Top left is the Do Box. The Do Box is all the things that are both Important and Urgent. These are the things you must do today, and/or right away. If you are a list person then these are the things that need to be accomplished first so you can feel the sweet, sweet satisfaction of crossing them off! If everything went your way and there were no distractions, these would be the items to focus on. Some items for the Do Box include:

  • Finishing a report that is due today
  • Firing a team member
  • Picking up a sick kid from school

Top right is the Decide Box. These are the things that are not Urgent, but are still Important. Items in the Decide Box will quickly shift to the Do Box if you are not careful and diligent. Not exercising and eating healthy can turn into medical problems with a much higher sense of urgency. One you’re done with the Do, immediately start working on Decide. Here are some Decide Box items:

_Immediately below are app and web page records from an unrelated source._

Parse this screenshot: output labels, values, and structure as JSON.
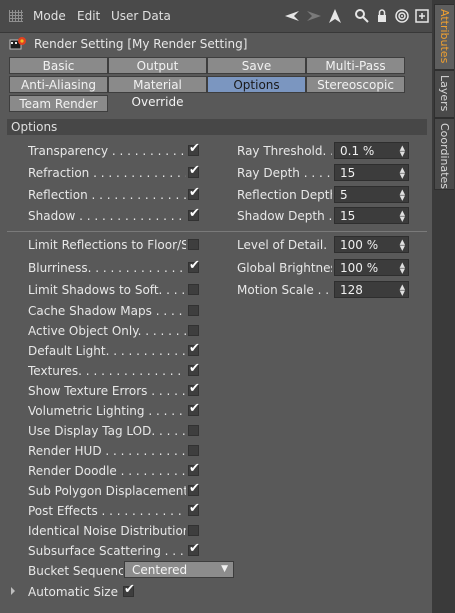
{
  "menubar": {
    "mode": "Mode",
    "edit": "Edit",
    "user_data": "User Data"
  },
  "title": "Render Setting [My Render Setting]",
  "tabs_row1": [
    "Basic",
    "Output",
    "Save",
    "Multi-Pass"
  ],
  "tabs_row2": [
    "Anti-Aliasing",
    "Material Override",
    "Options",
    "Stereoscopic"
  ],
  "tabs_row3": [
    "Team Render"
  ],
  "active_tab": "Options",
  "section": "Options",
  "left_group1": [
    {
      "label": "Transparency . . . . . . . . . . . .",
      "checked": true
    },
    {
      "label": "Refraction . . . . . . . . . . . . . .",
      "checked": true
    },
    {
      "label": "Reflection . . . . . . . . . . . . . .",
      "checked": true
    },
    {
      "label": "Shadow . . . . . . . . . . . . . . . .",
      "checked": true
    }
  ],
  "right_group1": [
    {
      "label": "Ray Threshold. . .",
      "value": "0.1 %"
    },
    {
      "label": "Ray Depth . . . . . .",
      "value": "15"
    },
    {
      "label": "Reflection Depth",
      "value": "5"
    },
    {
      "label": "Shadow Depth . .",
      "value": "15"
    }
  ],
  "left_group2": [
    {
      "label": "Limit Reflections to Floor/Sky",
      "checked": false
    },
    {
      "label": "Blurriness. . . . . . . . . . . . . .",
      "checked": true
    },
    {
      "label": "Limit Shadows to Soft. . . . . . .",
      "checked": false
    },
    {
      "label": "Cache Shadow Maps . . . . . . . .",
      "checked": false
    },
    {
      "label": "Active Object Only. . . . . . . . . .",
      "checked": false
    },
    {
      "label": "Default Light. . . . . . . . . . . . .",
      "checked": true
    },
    {
      "label": "Textures. . . . . . . . . . . . . . . .",
      "checked": true
    },
    {
      "label": "Show Texture Errors . . . . . . . .",
      "checked": true
    },
    {
      "label": "Volumetric Lighting . . . . . . . .",
      "checked": true
    },
    {
      "label": "Use Display Tag LOD. . . . . . . .",
      "checked": false
    },
    {
      "label": "Render HUD . . . . . . . . . . . . .",
      "checked": false
    },
    {
      "label": "Render Doodle . . . . . . . . . . . .",
      "checked": true
    },
    {
      "label": "Sub Polygon Displacement . . .",
      "checked": true
    },
    {
      "label": "Post Effects . . . . . . . . . . . . .",
      "checked": true
    },
    {
      "label": "Identical Noise Distribution . . .",
      "checked": false
    },
    {
      "label": "Subsurface Scattering . . . . . . .",
      "checked": true
    }
  ],
  "right_group2": [
    {
      "label": "Level of Detail. . . .",
      "value": "100 %"
    },
    {
      "label": "Global Brightness",
      "value": "100 %"
    },
    {
      "label": "Motion Scale . . . .",
      "value": "128"
    }
  ],
  "bucket": {
    "label": "Bucket Sequence",
    "value": "Centered"
  },
  "automatic_size": {
    "label": "Automatic Size",
    "checked": true
  },
  "side_tabs": [
    "Attributes",
    "Layers",
    "Coordinates"
  ],
  "colors": {
    "active_tab": "#7b96c0",
    "accent": "#f0a030"
  }
}
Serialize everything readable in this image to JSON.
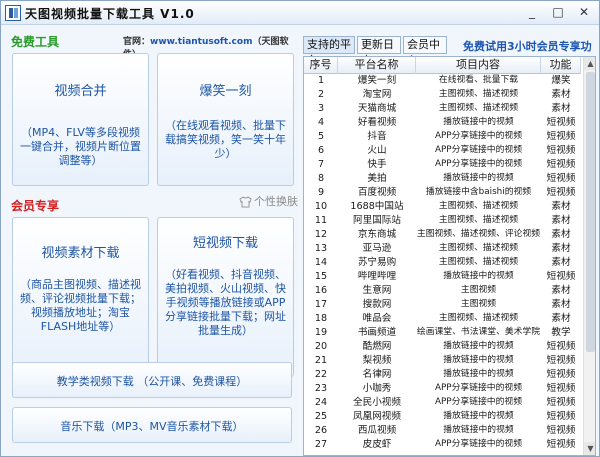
{
  "window": {
    "title": "天图视频批量下载工具 V1.0",
    "minimize": "_",
    "maximize": "□",
    "close": "✕"
  },
  "free": {
    "label": "免费工具",
    "site_prefix": "官网：",
    "site_url": "www.tiantusoft.com",
    "site_suffix": "（天图软件）",
    "tiles": [
      {
        "title": "视频合并",
        "desc": "（MP4、FLV等多段视频一键合并，视频片断位置调整等）"
      },
      {
        "title": "爆笑一刻",
        "desc": "（在线观看视频、批量下载搞笑视频，笑一笑十年少）"
      }
    ]
  },
  "member": {
    "label": "会员专享",
    "skin_button": "个性换肤",
    "tiles": [
      {
        "title": "视频素材下载",
        "desc": "（商品主图视频、描述视频、评论视频批量下载；视频播放地址；淘宝FLASH地址等）"
      },
      {
        "title": "短视频下载",
        "desc": "（好看视频、抖音视频、美拍视频、火山视频、快手视频等播放链接或APP分享链接批量下载；网址批量生成）"
      },
      {
        "title": "教学类视频下载 （公开课、免费课程）"
      },
      {
        "title": "音乐下载（MP3、MV音乐素材下载）"
      }
    ]
  },
  "tabs": [
    "支持的平台",
    "更新日志",
    "会员中心"
  ],
  "trial_link": "免费试用3小时会员专享功能!",
  "table": {
    "headers": [
      "序号",
      "平台名称",
      "项目内容",
      "功能"
    ],
    "rows": [
      [
        "1",
        "爆笑一刻",
        "在线视看、批量下载",
        "爆笑"
      ],
      [
        "2",
        "淘宝网",
        "主图视频、描述视频",
        "素材"
      ],
      [
        "3",
        "天猫商城",
        "主图视频、描述视频",
        "素材"
      ],
      [
        "4",
        "好看视频",
        "播放链接中的视频",
        "短视频"
      ],
      [
        "5",
        "抖音",
        "APP分享链接中的视频",
        "短视频"
      ],
      [
        "6",
        "火山",
        "APP分享链接中的视频",
        "短视频"
      ],
      [
        "7",
        "快手",
        "APP分享链接中的视频",
        "短视频"
      ],
      [
        "8",
        "美拍",
        "播放链接中的视频",
        "短视频"
      ],
      [
        "9",
        "百度视频",
        "播放链接中含baishi的视频",
        "短视频"
      ],
      [
        "10",
        "1688中国站",
        "主图视频、描述视频",
        "素材"
      ],
      [
        "11",
        "阿里国际站",
        "主图视频、描述视频",
        "素材"
      ],
      [
        "12",
        "京东商城",
        "主图视频、描述视频、评论视频",
        "素材"
      ],
      [
        "13",
        "亚马逊",
        "主图视频、描述视频",
        "素材"
      ],
      [
        "14",
        "苏宁易购",
        "主图视频、描述视频",
        "素材"
      ],
      [
        "15",
        "哔哩哔哩",
        "播放链接中的视频",
        "短视频"
      ],
      [
        "16",
        "生意网",
        "主图视频",
        "素材"
      ],
      [
        "17",
        "搜款网",
        "主图视频",
        "素材"
      ],
      [
        "18",
        "唯品会",
        "主图视频、描述视频",
        "素材"
      ],
      [
        "19",
        "书画频道",
        "绘画课堂、书法课堂、美术学院",
        "教学"
      ],
      [
        "20",
        "酷燃网",
        "播放链接中的视频",
        "短视频"
      ],
      [
        "21",
        "梨视频",
        "播放链接中的视频",
        "短视频"
      ],
      [
        "22",
        "名律网",
        "播放链接中的视频",
        "短视频"
      ],
      [
        "23",
        "小咖秀",
        "APP分享链接中的视频",
        "短视频"
      ],
      [
        "24",
        "全民小视频",
        "APP分享链接中的视频",
        "短视频"
      ],
      [
        "25",
        "凤凰网视频",
        "播放链接中的视频",
        "短视频"
      ],
      [
        "26",
        "西瓜视频",
        "播放链接中的视频",
        "短视频"
      ],
      [
        "27",
        "皮皮虾",
        "APP分享链接中的视频",
        "短视频"
      ]
    ]
  }
}
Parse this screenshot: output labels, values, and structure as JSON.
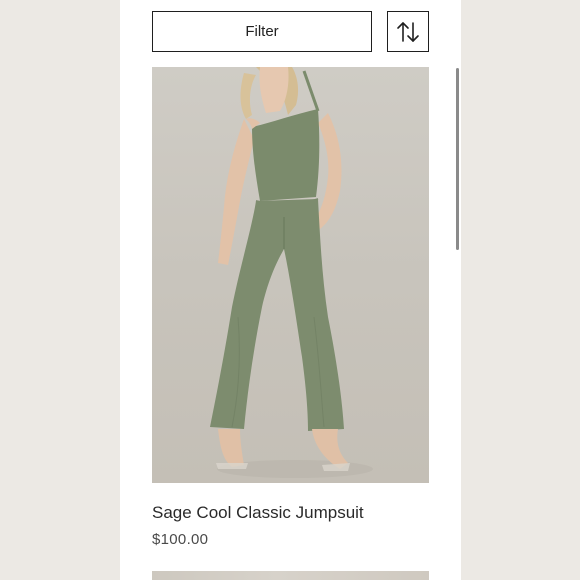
{
  "toolbar": {
    "filter_label": "Filter",
    "sort_icon": "sort-arrows-icon"
  },
  "products": [
    {
      "name": "Sage Cool Classic Jumpsuit",
      "price": "$100.00",
      "image": "model-in-sage-green-one-shoulder-jumpsuit",
      "color": "#7d8c6e"
    }
  ],
  "colors": {
    "background": "#ece9e4",
    "card": "#ffffff",
    "border": "#1f1f1f"
  }
}
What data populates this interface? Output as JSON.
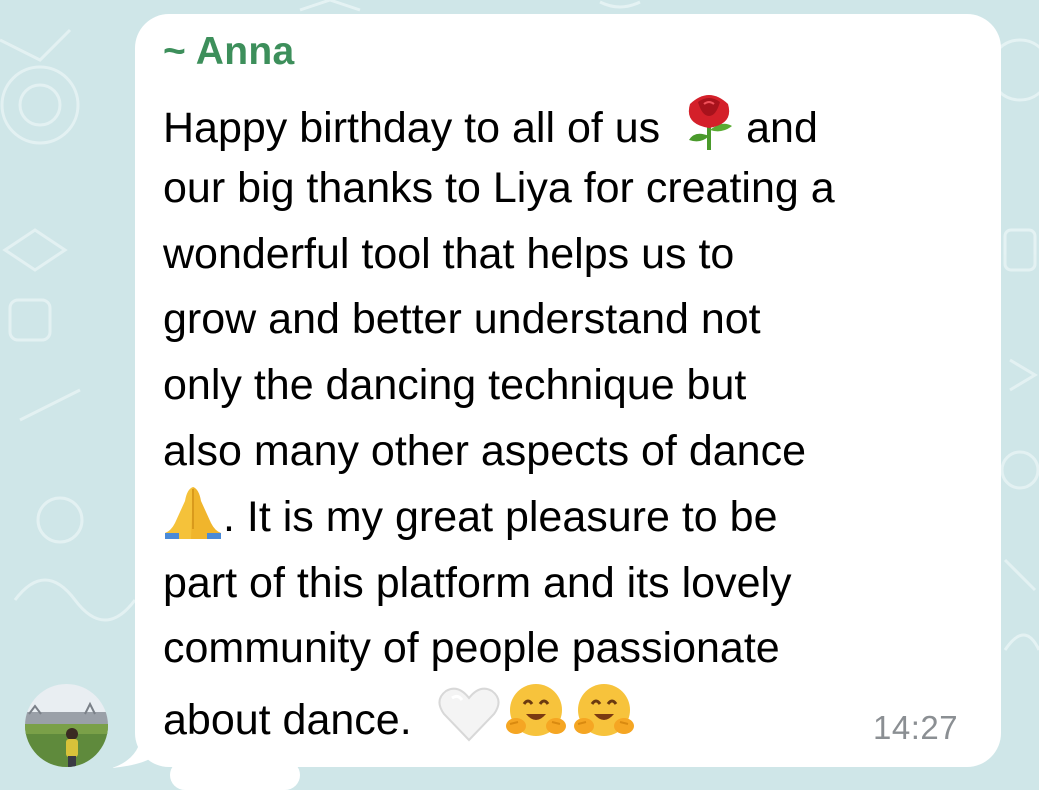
{
  "chat": {
    "sender_name": "~ Anna",
    "message_lines": [
      {
        "parts": [
          {
            "text": "Happy birthday to all of us "
          },
          {
            "emoji": "rose-emoji"
          },
          {
            "text": "and"
          }
        ]
      },
      {
        "parts": [
          {
            "text": "our big thanks to Liya for creating a"
          }
        ]
      },
      {
        "parts": [
          {
            "text": "wonderful tool that helps us to"
          }
        ]
      },
      {
        "parts": [
          {
            "text": "grow and better understand not"
          }
        ]
      },
      {
        "parts": [
          {
            "text": "only the dancing technique but"
          }
        ]
      },
      {
        "parts": [
          {
            "text": "also many other aspects of dance"
          }
        ]
      },
      {
        "parts": [
          {
            "emoji": "folded-hands-emoji"
          },
          {
            "text": ". It is my great pleasure to be"
          }
        ]
      },
      {
        "parts": [
          {
            "text": "part of this platform and its lovely"
          }
        ]
      },
      {
        "parts": [
          {
            "text": "community of people passionate"
          }
        ]
      },
      {
        "parts": [
          {
            "text": "about dance. "
          },
          {
            "emoji": "white-heart-emoji"
          },
          {
            "emoji": "hugging-face-emoji"
          },
          {
            "emoji": "hugging-face-emoji"
          }
        ]
      }
    ],
    "timestamp": "14:27"
  },
  "colors": {
    "background": "#cfe6e8",
    "bubble": "#ffffff",
    "sender_name": "#3d8f5b",
    "timestamp": "#8b8f93"
  },
  "icons": [
    "rose-emoji",
    "folded-hands-emoji",
    "white-heart-emoji",
    "hugging-face-emoji"
  ]
}
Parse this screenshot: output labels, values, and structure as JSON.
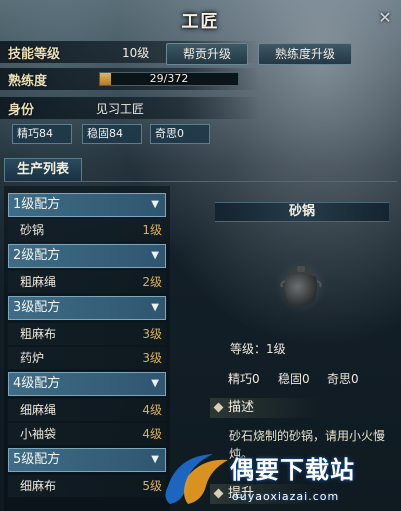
{
  "window": {
    "title": "工匠",
    "close_glyph": "✕"
  },
  "skill": {
    "level_label": "技能等级",
    "level_value": "10级",
    "btn_promote": "帮贡升级",
    "btn_proficiency": "熟练度升级",
    "proficiency_label": "熟练度",
    "proficiency_text": "29/372",
    "proficiency_fraction": 0.078,
    "role_label": "身份",
    "role_value": "见习工匠",
    "attrs": [
      "精巧84",
      "稳固84",
      "奇思0"
    ]
  },
  "list": {
    "tab_label": "生产列表",
    "groups": [
      {
        "label": "1级配方",
        "items": [
          {
            "name": "砂锅",
            "level": "1级"
          }
        ]
      },
      {
        "label": "2级配方",
        "items": [
          {
            "name": "粗麻绳",
            "level": "2级"
          }
        ]
      },
      {
        "label": "3级配方",
        "items": [
          {
            "name": "粗麻布",
            "level": "3级"
          },
          {
            "name": "药炉",
            "level": "3级"
          }
        ]
      },
      {
        "label": "4级配方",
        "items": [
          {
            "name": "细麻绳",
            "level": "4级"
          },
          {
            "name": "小袖袋",
            "level": "4级"
          }
        ]
      },
      {
        "label": "5级配方",
        "items": [
          {
            "name": "细麻布",
            "level": "5级"
          }
        ]
      }
    ],
    "arrow_glyph": "▼"
  },
  "detail": {
    "item_name": "砂锅",
    "level_text": "等级：1级",
    "stats": [
      "精巧0",
      "稳固0",
      "奇思0"
    ],
    "section_desc": "描述",
    "description": "砂石烧制的砂锅，请用小火慢炖。",
    "section_extra": "提升"
  },
  "watermark": {
    "text": "偶要下载站",
    "url": "ouyaoxiazai.com"
  },
  "colors": {
    "group_bg": "#3f6c86",
    "level_gold": "#d8b25a",
    "exp_fill": "#e3b65a"
  }
}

  • Scheduling date night with your spouse
  • Exercising
  • Beginning a project when the deadline is still a little way off
  • Making hiring decisions

Bottom left is the Delegate Box. These items are Urgent, but not Important. This can be described with Charles Hummel’s phrase, “tyranny of the urgent.” These tend to be the things that other people bring to you wanting you to solve. In this case, however, you must let people solve their own problems. Give direction where you are able, but these are not the tasks for you to accomplish. This type of thing happens a lot in the restaurant setting: “Zach, we’re out of lemonade!” “I need more ice!” In those moments I know that I can look at my team members and remind them that this is their area of responsibility and that I need them to take care of it. Here’s some other examples:

  • Responding to emails (some emails belong in the Do Box… but most belong here)
  • Scheduling meetings
  • Posting on social media

Finally, on the bottom right is the Delete Box. These items are neither Important or Urgent. Avoid this box at all costs. This is where productivity and maturity go to die. We all want time to “zone out”, but unless you do it intentionally (probably as part of your Decide Box) then you are ultimately acting in a way that is detrimental to any other thing going on in your life. Here are some Delete Box things

  • Tasks at work that aren’t your responsibility, but you like to do them
  • Watching TV
  • Repeated thumbing through social media

Using the Eisenhower Grid doesn’t have to be a daunting task; it is actually meant to simplify your life. If you are agonizing about which box a task belongs in, you’re doing it wrong! This is simply meant to be a quick way to figure out how you should spend not only your time, but your mental energy as well. It’s okay to say no to things. It’s okay to say that one task is more important than another. Great freedom, productivity, and accomplishment can come from being very clear about how you structure your day.


This article was contributed by Zach Ferguson with Prosource Fitness Equipment as a part of the XCEL Committee's goal to provide regular, educational, posts for TAA's blog.